Top of PROVIDED DATA

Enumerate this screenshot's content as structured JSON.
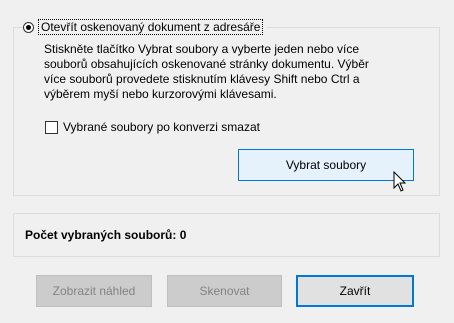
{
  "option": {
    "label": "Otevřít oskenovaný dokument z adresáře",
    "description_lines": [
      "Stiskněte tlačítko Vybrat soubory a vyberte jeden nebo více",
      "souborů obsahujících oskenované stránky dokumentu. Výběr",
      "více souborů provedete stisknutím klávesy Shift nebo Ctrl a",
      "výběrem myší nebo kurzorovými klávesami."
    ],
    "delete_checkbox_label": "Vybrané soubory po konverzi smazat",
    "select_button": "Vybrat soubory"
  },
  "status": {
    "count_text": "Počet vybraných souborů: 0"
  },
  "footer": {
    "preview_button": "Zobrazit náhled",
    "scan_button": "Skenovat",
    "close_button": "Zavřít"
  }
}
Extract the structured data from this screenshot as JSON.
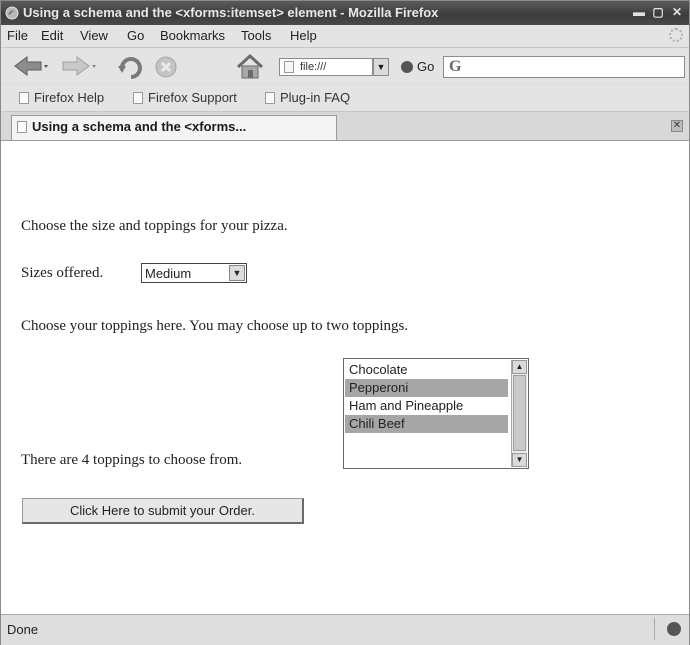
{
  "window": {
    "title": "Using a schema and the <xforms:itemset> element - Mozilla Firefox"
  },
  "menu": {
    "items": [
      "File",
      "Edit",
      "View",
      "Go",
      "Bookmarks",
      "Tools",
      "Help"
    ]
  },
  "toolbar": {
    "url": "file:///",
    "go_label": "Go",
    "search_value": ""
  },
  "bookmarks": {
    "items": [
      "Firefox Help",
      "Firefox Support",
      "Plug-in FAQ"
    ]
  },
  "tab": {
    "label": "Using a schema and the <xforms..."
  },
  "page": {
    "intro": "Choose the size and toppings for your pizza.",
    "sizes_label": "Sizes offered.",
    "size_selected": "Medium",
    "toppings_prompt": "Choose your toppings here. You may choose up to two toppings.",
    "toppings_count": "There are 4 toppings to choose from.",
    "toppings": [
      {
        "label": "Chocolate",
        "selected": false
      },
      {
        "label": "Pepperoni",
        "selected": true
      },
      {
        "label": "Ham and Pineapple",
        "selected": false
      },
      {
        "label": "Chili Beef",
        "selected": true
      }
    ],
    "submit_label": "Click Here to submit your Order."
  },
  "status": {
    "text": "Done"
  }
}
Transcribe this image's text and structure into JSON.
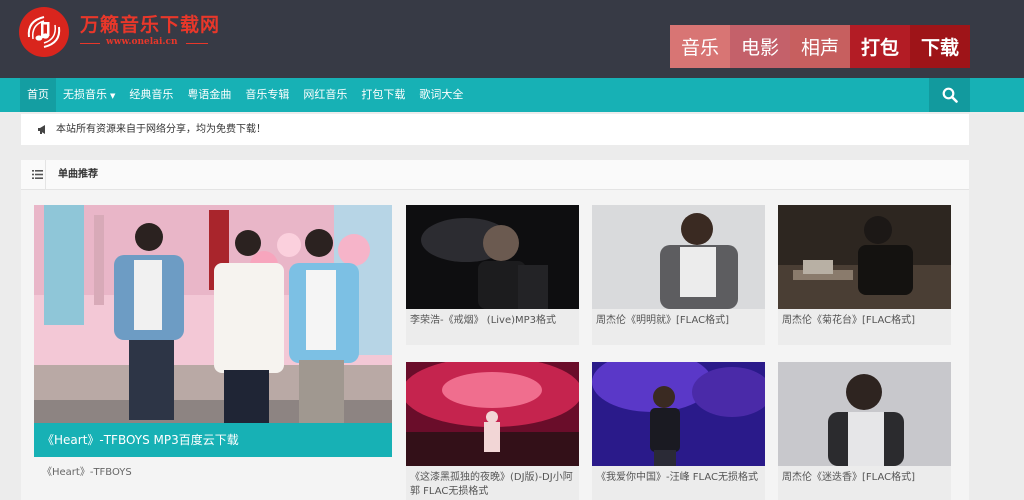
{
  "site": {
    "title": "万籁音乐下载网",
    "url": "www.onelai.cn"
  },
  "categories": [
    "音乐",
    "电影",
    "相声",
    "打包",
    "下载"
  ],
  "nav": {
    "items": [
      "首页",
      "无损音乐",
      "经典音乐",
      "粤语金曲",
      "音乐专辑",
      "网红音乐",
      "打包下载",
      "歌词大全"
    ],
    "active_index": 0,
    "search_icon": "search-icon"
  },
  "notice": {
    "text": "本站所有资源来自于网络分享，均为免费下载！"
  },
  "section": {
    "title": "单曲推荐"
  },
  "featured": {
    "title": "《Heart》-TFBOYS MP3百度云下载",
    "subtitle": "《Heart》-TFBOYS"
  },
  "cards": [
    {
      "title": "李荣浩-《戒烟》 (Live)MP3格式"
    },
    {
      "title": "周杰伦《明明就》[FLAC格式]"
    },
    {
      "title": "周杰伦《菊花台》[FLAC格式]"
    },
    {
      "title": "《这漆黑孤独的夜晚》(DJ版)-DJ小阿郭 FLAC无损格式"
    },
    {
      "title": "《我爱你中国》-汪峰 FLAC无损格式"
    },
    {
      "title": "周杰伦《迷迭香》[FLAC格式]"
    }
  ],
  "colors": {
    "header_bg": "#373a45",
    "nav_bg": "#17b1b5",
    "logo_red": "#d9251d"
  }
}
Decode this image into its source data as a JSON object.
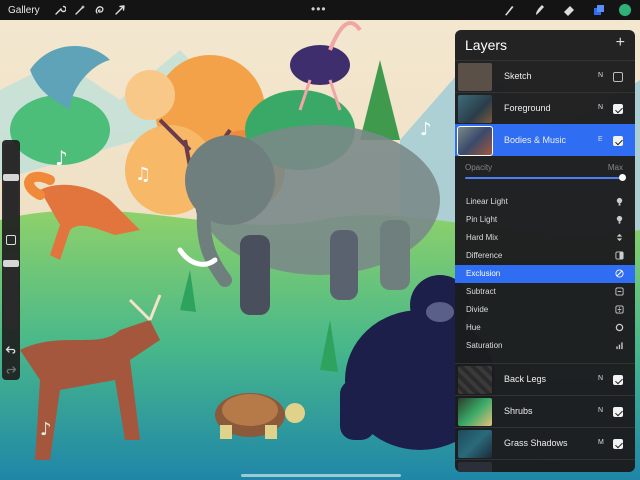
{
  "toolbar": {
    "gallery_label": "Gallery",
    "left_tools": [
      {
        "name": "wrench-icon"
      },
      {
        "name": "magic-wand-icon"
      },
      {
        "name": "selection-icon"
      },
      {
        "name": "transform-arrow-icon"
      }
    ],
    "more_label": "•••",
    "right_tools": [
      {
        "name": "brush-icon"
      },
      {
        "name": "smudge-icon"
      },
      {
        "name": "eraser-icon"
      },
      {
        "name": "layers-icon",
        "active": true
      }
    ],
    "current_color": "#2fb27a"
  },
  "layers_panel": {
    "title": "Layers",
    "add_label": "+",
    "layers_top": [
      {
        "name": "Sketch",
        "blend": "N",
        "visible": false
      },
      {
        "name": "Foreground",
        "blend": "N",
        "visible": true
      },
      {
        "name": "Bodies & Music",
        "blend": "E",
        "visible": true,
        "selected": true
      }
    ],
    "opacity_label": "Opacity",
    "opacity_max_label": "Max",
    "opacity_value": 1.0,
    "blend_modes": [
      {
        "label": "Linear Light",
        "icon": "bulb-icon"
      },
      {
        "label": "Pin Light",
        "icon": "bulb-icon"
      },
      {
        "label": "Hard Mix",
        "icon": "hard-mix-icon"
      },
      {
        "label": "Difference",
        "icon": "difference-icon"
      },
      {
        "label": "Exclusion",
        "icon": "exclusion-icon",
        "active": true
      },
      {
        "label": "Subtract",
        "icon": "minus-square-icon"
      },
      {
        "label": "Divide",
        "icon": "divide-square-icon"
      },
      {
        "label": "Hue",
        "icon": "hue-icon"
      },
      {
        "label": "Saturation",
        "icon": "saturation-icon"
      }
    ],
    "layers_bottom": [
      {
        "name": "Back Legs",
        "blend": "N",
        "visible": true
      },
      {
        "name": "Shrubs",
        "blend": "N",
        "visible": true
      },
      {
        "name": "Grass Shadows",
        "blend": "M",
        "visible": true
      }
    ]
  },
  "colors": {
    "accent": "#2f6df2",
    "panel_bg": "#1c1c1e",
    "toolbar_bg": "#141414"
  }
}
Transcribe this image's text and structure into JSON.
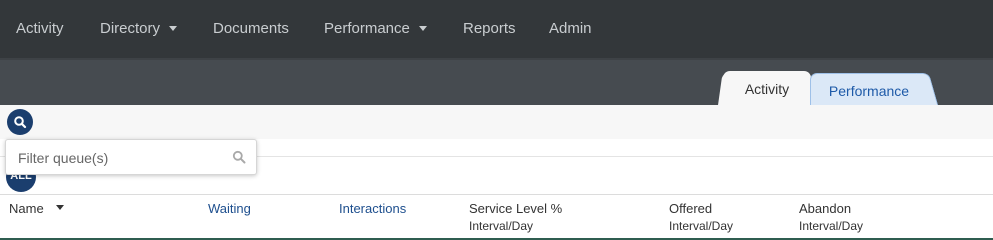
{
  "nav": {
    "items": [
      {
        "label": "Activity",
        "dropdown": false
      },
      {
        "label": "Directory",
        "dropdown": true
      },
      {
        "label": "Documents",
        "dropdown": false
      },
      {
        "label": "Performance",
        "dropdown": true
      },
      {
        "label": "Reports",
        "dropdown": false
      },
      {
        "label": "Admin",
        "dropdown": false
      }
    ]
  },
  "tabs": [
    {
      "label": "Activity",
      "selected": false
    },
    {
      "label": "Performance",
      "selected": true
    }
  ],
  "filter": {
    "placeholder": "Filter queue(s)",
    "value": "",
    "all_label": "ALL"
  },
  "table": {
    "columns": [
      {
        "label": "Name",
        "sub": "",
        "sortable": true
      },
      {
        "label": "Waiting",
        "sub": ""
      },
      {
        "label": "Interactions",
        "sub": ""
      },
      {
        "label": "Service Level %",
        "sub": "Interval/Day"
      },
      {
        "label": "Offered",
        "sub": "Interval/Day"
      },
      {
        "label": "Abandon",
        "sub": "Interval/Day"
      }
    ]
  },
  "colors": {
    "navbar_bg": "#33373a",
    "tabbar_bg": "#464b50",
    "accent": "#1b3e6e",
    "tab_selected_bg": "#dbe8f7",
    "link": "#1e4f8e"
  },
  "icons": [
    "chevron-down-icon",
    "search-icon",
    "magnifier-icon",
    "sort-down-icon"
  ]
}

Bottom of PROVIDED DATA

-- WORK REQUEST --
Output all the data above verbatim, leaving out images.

-- WRITTEN SOLUTION --
Enumerate this screenshot's content as structured JSON.
{
  "option": {
    "label": "Otevřít oskenovaný dokument z adresáře",
    "description_lines": [
      "Stiskněte tlačítko Vybrat soubory a vyberte jeden nebo více",
      "souborů obsahujících oskenované stránky dokumentu. Výběr",
      "více souborů provedete stisknutím klávesy Shift nebo Ctrl a",
      "výběrem myší nebo kurzorovými klávesami."
    ],
    "delete_checkbox_label": "Vybrané soubory po konverzi smazat",
    "select_button": "Vybrat soubory"
  },
  "status": {
    "count_text": "Počet vybraných souborů: 0"
  },
  "footer": {
    "preview_button": "Zobrazit náhled",
    "scan_button": "Skenovat",
    "close_button": "Zavřít"
  }
}
Extract the structured data from this screenshot as JSON.
{
  "window": {
    "title": "Using a schema and the <xforms:itemset> element - Mozilla Firefox"
  },
  "menu": {
    "items": [
      "File",
      "Edit",
      "View",
      "Go",
      "Bookmarks",
      "Tools",
      "Help"
    ]
  },
  "toolbar": {
    "url": "file:///",
    "go_label": "Go",
    "search_value": ""
  },
  "bookmarks": {
    "items": [
      "Firefox Help",
      "Firefox Support",
      "Plug-in FAQ"
    ]
  },
  "tab": {
    "label": "Using a schema and the <xforms..."
  },
  "page": {
    "intro": "Choose the size and toppings for your pizza.",
    "sizes_label": "Sizes offered.",
    "size_selected": "Medium",
    "toppings_prompt": "Choose your toppings here. You may choose up to two toppings.",
    "toppings_count": "There are 4 toppings to choose from.",
    "toppings": [
      {
        "label": "Chocolate",
        "selected": false
      },
      {
        "label": "Pepperoni",
        "selected": true
      },
      {
        "label": "Ham and Pineapple",
        "selected": false
      },
      {
        "label": "Chili Beef",
        "selected": true
      }
    ],
    "submit_label": "Click Here to submit your Order."
  },
  "status": {
    "text": "Done"
  }
}
Transcribe this image's text and structure into JSON.
{
  "site": {
    "title": "万籁音乐下载网",
    "url": "www.onelai.cn"
  },
  "categories": [
    "音乐",
    "电影",
    "相声",
    "打包",
    "下载"
  ],
  "nav": {
    "items": [
      "首页",
      "无损音乐",
      "经典音乐",
      "粤语金曲",
      "音乐专辑",
      "网红音乐",
      "打包下载",
      "歌词大全"
    ],
    "active_index": 0,
    "search_icon": "search-icon"
  },
  "notice": {
    "text": "本站所有资源来自于网络分享，均为免费下载！"
  },
  "section": {
    "title": "单曲推荐"
  },
  "featured": {
    "title": "《Heart》-TFBOYS MP3百度云下载",
    "subtitle": "《Heart》-TFBOYS"
  },
  "cards": [
    {
      "title": "李荣浩-《戒烟》 (Live)MP3格式"
    },
    {
      "title": "周杰伦《明明就》[FLAC格式]"
    },
    {
      "title": "周杰伦《菊花台》[FLAC格式]"
    },
    {
      "title": "《这漆黑孤独的夜晚》(DJ版)-DJ小阿郭 FLAC无损格式"
    },
    {
      "title": "《我爱你中国》-汪峰 FLAC无损格式"
    },
    {
      "title": "周杰伦《迷迭香》[FLAC格式]"
    }
  ],
  "colors": {
    "header_bg": "#373a45",
    "nav_bg": "#17b1b5",
    "logo_red": "#d9251d"
  }
}
Decode this image into its source data as a JSON object.
{
  "toolbar": {
    "gallery_label": "Gallery",
    "left_tools": [
      {
        "name": "wrench-icon"
      },
      {
        "name": "magic-wand-icon"
      },
      {
        "name": "selection-icon"
      },
      {
        "name": "transform-arrow-icon"
      }
    ],
    "more_label": "•••",
    "right_tools": [
      {
        "name": "brush-icon"
      },
      {
        "name": "smudge-icon"
      },
      {
        "name": "eraser-icon"
      },
      {
        "name": "layers-icon",
        "active": true
      }
    ],
    "current_color": "#2fb27a"
  },
  "layers_panel": {
    "title": "Layers",
    "add_label": "+",
    "layers_top": [
      {
        "name": "Sketch",
        "blend": "N",
        "visible": false
      },
      {
        "name": "Foreground",
        "blend": "N",
        "visible": true
      },
      {
        "name": "Bodies & Music",
        "blend": "E",
        "visible": true,
        "selected": true
      }
    ],
    "opacity_label": "Opacity",
    "opacity_max_label": "Max",
    "opacity_value": 1.0,
    "blend_modes": [
      {
        "label": "Linear Light",
        "icon": "bulb-icon"
      },
      {
        "label": "Pin Light",
        "icon": "bulb-icon"
      },
      {
        "label": "Hard Mix",
        "icon": "hard-mix-icon"
      },
      {
        "label": "Difference",
        "icon": "difference-icon"
      },
      {
        "label": "Exclusion",
        "icon": "exclusion-icon",
        "active": true
      },
      {
        "label": "Subtract",
        "icon": "minus-square-icon"
      },
      {
        "label": "Divide",
        "icon": "divide-square-icon"
      },
      {
        "label": "Hue",
        "icon": "hue-icon"
      },
      {
        "label": "Saturation",
        "icon": "saturation-icon"
      }
    ],
    "layers_bottom": [
      {
        "name": "Back Legs",
        "blend": "N",
        "visible": true
      },
      {
        "name": "Shrubs",
        "blend": "N",
        "visible": true
      },
      {
        "name": "Grass Shadows",
        "blend": "M",
        "visible": true
      }
    ]
  },
  "colors": {
    "accent": "#2f6df2",
    "panel_bg": "#1c1c1e",
    "toolbar_bg": "#141414"
  }
}
Transcribe this image's text and structure into JSON.
{
  "nav": {
    "items": [
      {
        "label": "Activity",
        "dropdown": false
      },
      {
        "label": "Directory",
        "dropdown": true
      },
      {
        "label": "Documents",
        "dropdown": false
      },
      {
        "label": "Performance",
        "dropdown": true
      },
      {
        "label": "Reports",
        "dropdown": false
      },
      {
        "label": "Admin",
        "dropdown": false
      }
    ]
  },
  "tabs": [
    {
      "label": "Activity",
      "selected": false
    },
    {
      "label": "Performance",
      "selected": true
    }
  ],
  "filter": {
    "placeholder": "Filter queue(s)",
    "value": "",
    "all_label": "ALL"
  },
  "table": {
    "columns": [
      {
        "label": "Name",
        "sub": "",
        "sortable": true
      },
      {
        "label": "Waiting",
        "sub": ""
      },
      {
        "label": "Interactions",
        "sub": ""
      },
      {
        "label": "Service Level %",
        "sub": "Interval/Day"
      },
      {
        "label": "Offered",
        "sub": "Interval/Day"
      },
      {
        "label": "Abandon",
        "sub": "Interval/Day"
      }
    ]
  },
  "colors": {
    "navbar_bg": "#33373a",
    "tabbar_bg": "#464b50",
    "accent": "#1b3e6e",
    "tab_selected_bg": "#dbe8f7",
    "link": "#1e4f8e"
  },
  "icons": [
    "chevron-down-icon",
    "search-icon",
    "magnifier-icon",
    "sort-down-icon"
  ]
}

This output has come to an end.